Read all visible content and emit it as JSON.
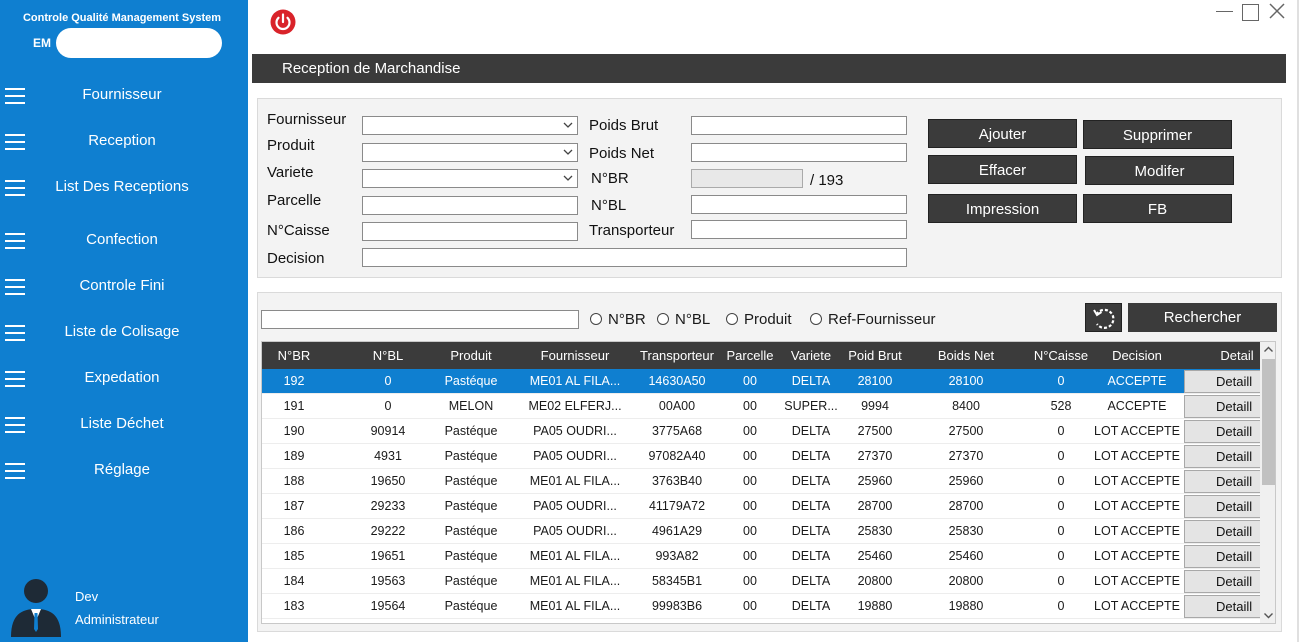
{
  "sidebar": {
    "app_title": "Controle Qualité Management System",
    "user_email_prefix": "EM",
    "items": [
      {
        "label": "Fournisseur"
      },
      {
        "label": "Reception"
      },
      {
        "label": "List Des Receptions"
      },
      {
        "label": "Confection"
      },
      {
        "label": "Controle Fini"
      },
      {
        "label": "Liste de Colisage"
      },
      {
        "label": "Expedation"
      },
      {
        "label": "Liste Déchet"
      },
      {
        "label": "Réglage"
      }
    ],
    "user": {
      "name": "Dev",
      "role": "Administrateur"
    }
  },
  "header": {
    "title": "Reception de Marchandise"
  },
  "form": {
    "fournisseur_label": "Fournisseur",
    "produit_label": "Produit",
    "variete_label": "Variete",
    "parcelle_label": "Parcelle",
    "ncaisse_label": "N°Caisse",
    "decision_label": "Decision",
    "poids_brut_label": "Poids Brut",
    "poids_net_label": "Poids Net",
    "nbr_label": "N°BR",
    "nbl_label": "N°BL",
    "transporteur_label": "Transporteur",
    "nbr_total": "/ 193"
  },
  "actions": {
    "ajouter": "Ajouter",
    "supprimer": "Supprimer",
    "effacer": "Effacer",
    "modifer": "Modifer",
    "impression": "Impression",
    "fb": "FB"
  },
  "search": {
    "options": [
      "N°BR",
      "N°BL",
      "Produit",
      "Ref-Fournisseur"
    ],
    "button": "Rechercher"
  },
  "table": {
    "columns": [
      "N°BR",
      "N°BL",
      "Produit",
      "Fournisseur",
      "Transporteur",
      "Parcelle",
      "Variete",
      "Poid Brut",
      "Boids Net",
      "N°Caisse",
      "Decision",
      "Detail"
    ],
    "detail_label": "Detaill",
    "rows": [
      [
        "192",
        "0",
        "Pastéque",
        "ME01 AL FILA...",
        "14630A50",
        "00",
        "DELTA",
        "28100",
        "28100",
        "0",
        "ACCEPTE"
      ],
      [
        "191",
        "0",
        "MELON",
        "ME02 ELFERJ...",
        "00A00",
        "00",
        "SUPER...",
        "9994",
        "8400",
        "528",
        "ACCEPTE"
      ],
      [
        "190",
        "90914",
        "Pastéque",
        "PA05 OUDRI...",
        "3775A68",
        "00",
        "DELTA",
        "27500",
        "27500",
        "0",
        "LOT ACCEPTE"
      ],
      [
        "189",
        "4931",
        "Pastéque",
        "PA05 OUDRI...",
        "97082A40",
        "00",
        "DELTA",
        "27370",
        "27370",
        "0",
        "LOT ACCEPTE"
      ],
      [
        "188",
        "19650",
        "Pastéque",
        "ME01 AL FILA...",
        "3763B40",
        "00",
        "DELTA",
        "25960",
        "25960",
        "0",
        "LOT ACCEPTE"
      ],
      [
        "187",
        "29233",
        "Pastéque",
        "PA05 OUDRI...",
        "41179A72",
        "00",
        "DELTA",
        "28700",
        "28700",
        "0",
        "LOT ACCEPTE"
      ],
      [
        "186",
        "29222",
        "Pastéque",
        "PA05 OUDRI...",
        "4961A29",
        "00",
        "DELTA",
        "25830",
        "25830",
        "0",
        "LOT ACCEPTE"
      ],
      [
        "185",
        "19651",
        "Pastéque",
        "ME01 AL FILA...",
        "993A82",
        "00",
        "DELTA",
        "25460",
        "25460",
        "0",
        "LOT ACCEPTE"
      ],
      [
        "184",
        "19563",
        "Pastéque",
        "ME01 AL FILA...",
        "58345B1",
        "00",
        "DELTA",
        "20800",
        "20800",
        "0",
        "LOT ACCEPTE"
      ],
      [
        "183",
        "19564",
        "Pastéque",
        "ME01 AL FILA...",
        "99983B6",
        "00",
        "DELTA",
        "19880",
        "19880",
        "0",
        "LOT ACCEPTE"
      ]
    ],
    "selected_row": 0
  },
  "colors": {
    "sidebar": "#0f7fd0",
    "header": "#3b3b3b",
    "selection": "#0f7fd0",
    "power": "#d9232a"
  }
}
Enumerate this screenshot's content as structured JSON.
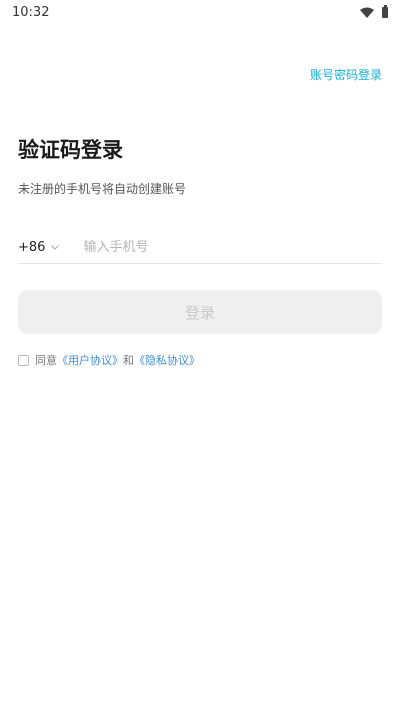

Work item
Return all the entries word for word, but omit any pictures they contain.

Finished task
Read all visible content and emit it as JSON.
{
  "sidebar": {
    "app_title": "Controle Qualité Management System",
    "user_email_prefix": "EM",
    "items": [
      {
        "label": "Fournisseur"
      },
      {
        "label": "Reception"
      },
      {
        "label": "List Des Receptions"
      },
      {
        "label": "Confection"
      },
      {
        "label": "Controle Fini"
      },
      {
        "label": "Liste de Colisage"
      },
      {
        "label": "Expedation"
      },
      {
        "label": "Liste Déchet"
      },
      {
        "label": "Réglage"
      }
    ],
    "user": {
      "name": "Dev",
      "role": "Administrateur"
    }
  },
  "header": {
    "title": "Reception de Marchandise"
  },
  "form": {
    "fournisseur_label": "Fournisseur",
    "produit_label": "Produit",
    "variete_label": "Variete",
    "parcelle_label": "Parcelle",
    "ncaisse_label": "N°Caisse",
    "decision_label": "Decision",
    "poids_brut_label": "Poids Brut",
    "poids_net_label": "Poids Net",
    "nbr_label": "N°BR",
    "nbl_label": "N°BL",
    "transporteur_label": "Transporteur",
    "nbr_total": "/ 193"
  },
  "actions": {
    "ajouter": "Ajouter",
    "supprimer": "Supprimer",
    "effacer": "Effacer",
    "modifer": "Modifer",
    "impression": "Impression",
    "fb": "FB"
  },
  "search": {
    "options": [
      "N°BR",
      "N°BL",
      "Produit",
      "Ref-Fournisseur"
    ],
    "button": "Rechercher"
  },
  "table": {
    "columns": [
      "N°BR",
      "N°BL",
      "Produit",
      "Fournisseur",
      "Transporteur",
      "Parcelle",
      "Variete",
      "Poid Brut",
      "Boids Net",
      "N°Caisse",
      "Decision",
      "Detail"
    ],
    "detail_label": "Detaill",
    "rows": [
      [
        "192",
        "0",
        "Pastéque",
        "ME01 AL FILA...",
        "14630A50",
        "00",
        "DELTA",
        "28100",
        "28100",
        "0",
        "ACCEPTE"
      ],
      [
        "191",
        "0",
        "MELON",
        "ME02 ELFERJ...",
        "00A00",
        "00",
        "SUPER...",
        "9994",
        "8400",
        "528",
        "ACCEPTE"
      ],
      [
        "190",
        "90914",
        "Pastéque",
        "PA05 OUDRI...",
        "3775A68",
        "00",
        "DELTA",
        "27500",
        "27500",
        "0",
        "LOT ACCEPTE"
      ],
      [
        "189",
        "4931",
        "Pastéque",
        "PA05 OUDRI...",
        "97082A40",
        "00",
        "DELTA",
        "27370",
        "27370",
        "0",
        "LOT ACCEPTE"
      ],
      [
        "188",
        "19650",
        "Pastéque",
        "ME01 AL FILA...",
        "3763B40",
        "00",
        "DELTA",
        "25960",
        "25960",
        "0",
        "LOT ACCEPTE"
      ],
      [
        "187",
        "29233",
        "Pastéque",
        "PA05 OUDRI...",
        "41179A72",
        "00",
        "DELTA",
        "28700",
        "28700",
        "0",
        "LOT ACCEPTE"
      ],
      [
        "186",
        "29222",
        "Pastéque",
        "PA05 OUDRI...",
        "4961A29",
        "00",
        "DELTA",
        "25830",
        "25830",
        "0",
        "LOT ACCEPTE"
      ],
      [
        "185",
        "19651",
        "Pastéque",
        "ME01 AL FILA...",
        "993A82",
        "00",
        "DELTA",
        "25460",
        "25460",
        "0",
        "LOT ACCEPTE"
      ],
      [
        "184",
        "19563",
        "Pastéque",
        "ME01 AL FILA...",
        "58345B1",
        "00",
        "DELTA",
        "20800",
        "20800",
        "0",
        "LOT ACCEPTE"
      ],
      [
        "183",
        "19564",
        "Pastéque",
        "ME01 AL FILA...",
        "99983B6",
        "00",
        "DELTA",
        "19880",
        "19880",
        "0",
        "LOT ACCEPTE"
      ]
    ],
    "selected_row": 0
  },
  "colors": {
    "sidebar": "#0f7fd0",
    "header": "#3b3b3b",
    "selection": "#0f7fd0",
    "power": "#d9232a"
  }
}
Enumerate this screenshot's content as structured JSON.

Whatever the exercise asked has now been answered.